● WORK INSTRUCTION: Exclude the pictures, and otherwise reproduce the data in full.

● Component data from apps and pages:
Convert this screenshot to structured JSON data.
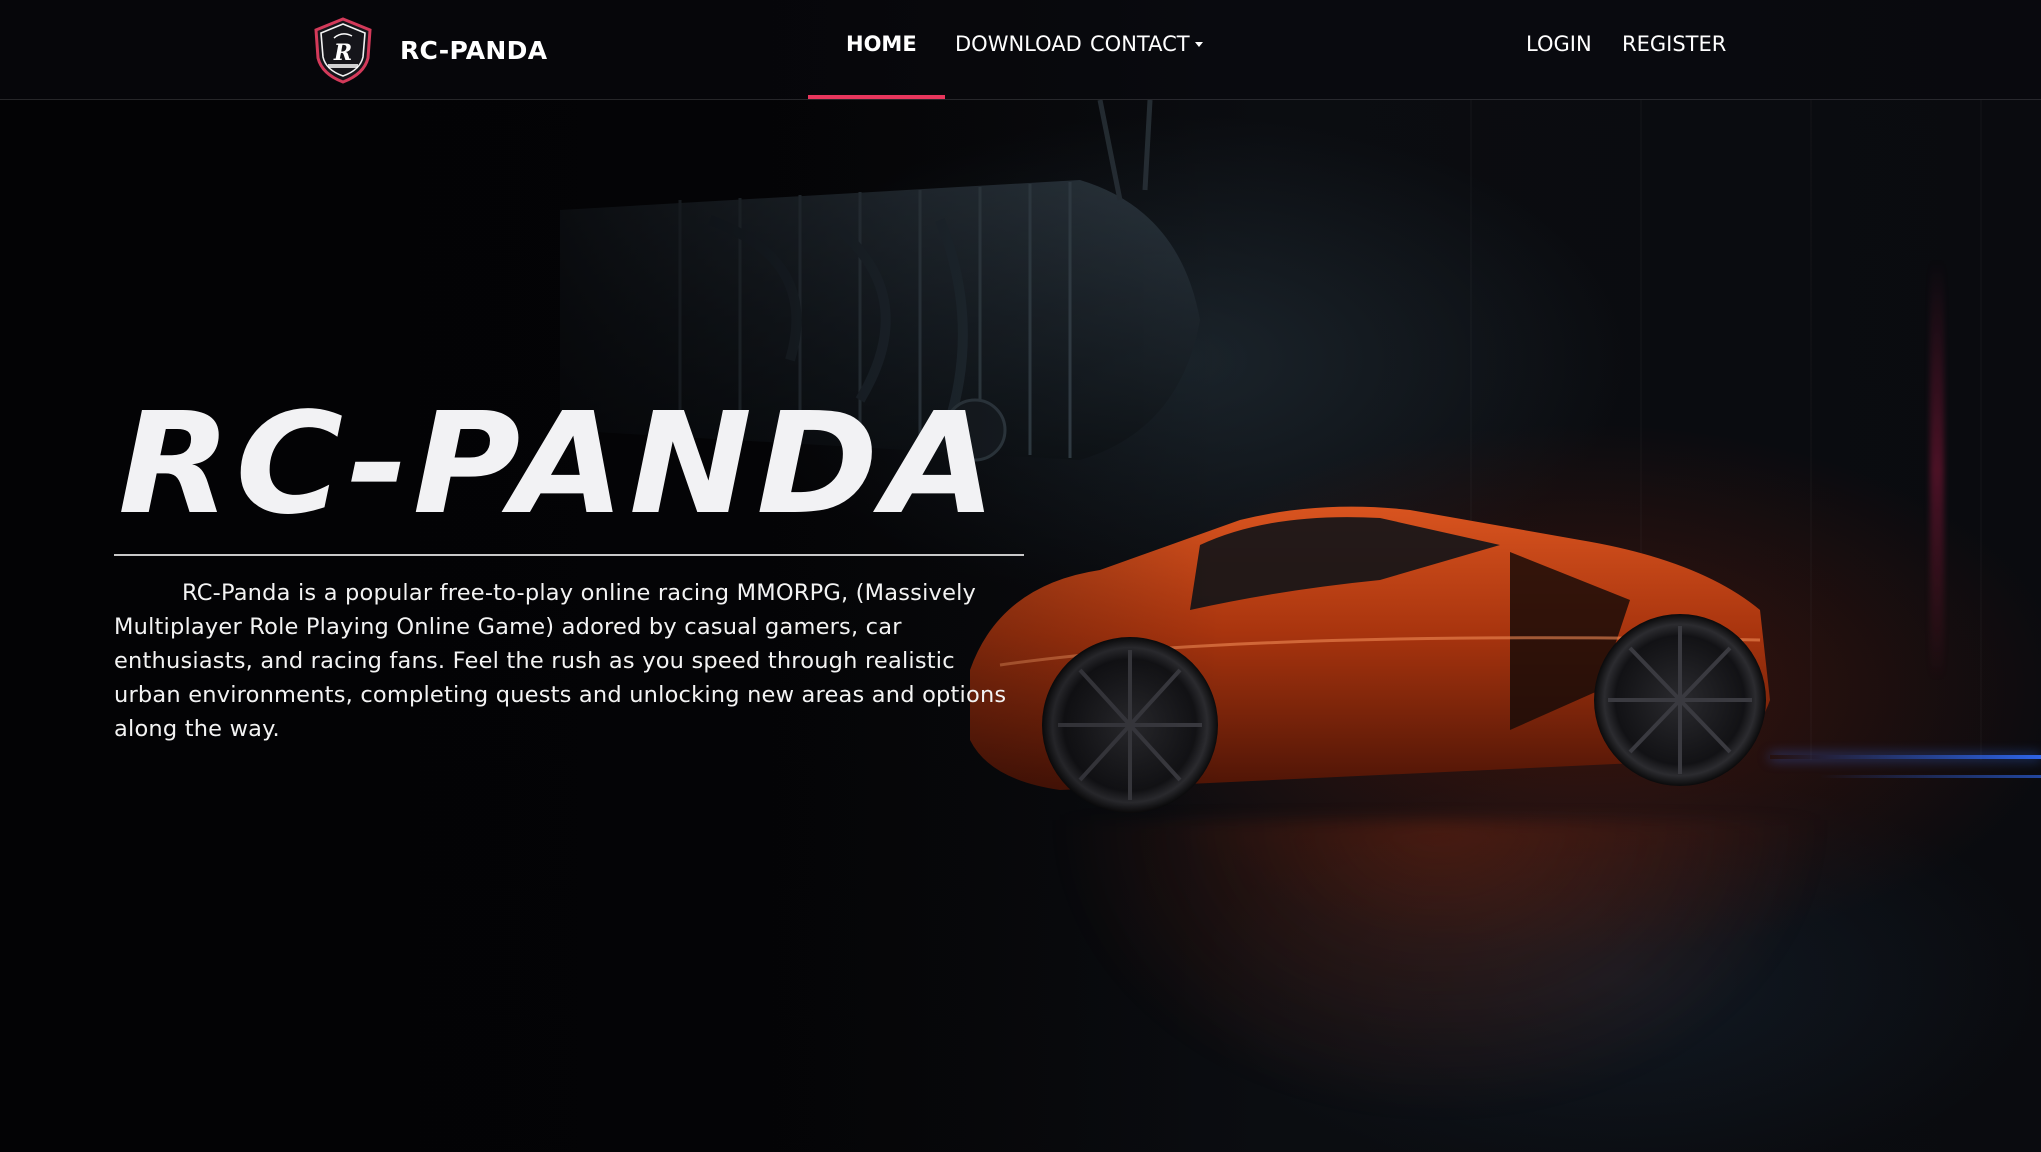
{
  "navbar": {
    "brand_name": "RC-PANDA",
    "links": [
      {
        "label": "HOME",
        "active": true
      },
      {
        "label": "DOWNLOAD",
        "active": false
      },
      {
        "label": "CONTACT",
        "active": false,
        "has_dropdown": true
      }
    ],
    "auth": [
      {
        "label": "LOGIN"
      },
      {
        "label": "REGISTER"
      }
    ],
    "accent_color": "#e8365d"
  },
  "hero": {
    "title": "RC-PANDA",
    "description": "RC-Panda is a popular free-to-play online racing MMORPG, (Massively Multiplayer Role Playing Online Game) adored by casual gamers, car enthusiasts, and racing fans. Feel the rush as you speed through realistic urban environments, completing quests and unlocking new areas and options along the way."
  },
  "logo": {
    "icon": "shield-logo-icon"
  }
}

● WRITTEN RESPONSE:
Convert this screenshot to structured JSON data.
{
  "navbar": {
    "brand_name": "RC-PANDA",
    "links": [
      {
        "label": "HOME",
        "active": true
      },
      {
        "label": "DOWNLOAD",
        "active": false
      },
      {
        "label": "CONTACT",
        "active": false,
        "has_dropdown": true
      }
    ],
    "auth": [
      {
        "label": "LOGIN"
      },
      {
        "label": "REGISTER"
      }
    ],
    "accent_color": "#e8365d"
  },
  "hero": {
    "title": "RC-PANDA",
    "description": "RC-Panda is a popular free-to-play online racing MMORPG, (Massively Multiplayer Role Playing Online Game) adored by casual gamers, car enthusiasts, and racing fans. Feel the rush as you speed through realistic urban environments, completing quests and unlocking new areas and options along the way."
  },
  "logo": {
    "icon": "shield-logo-icon"
  }
}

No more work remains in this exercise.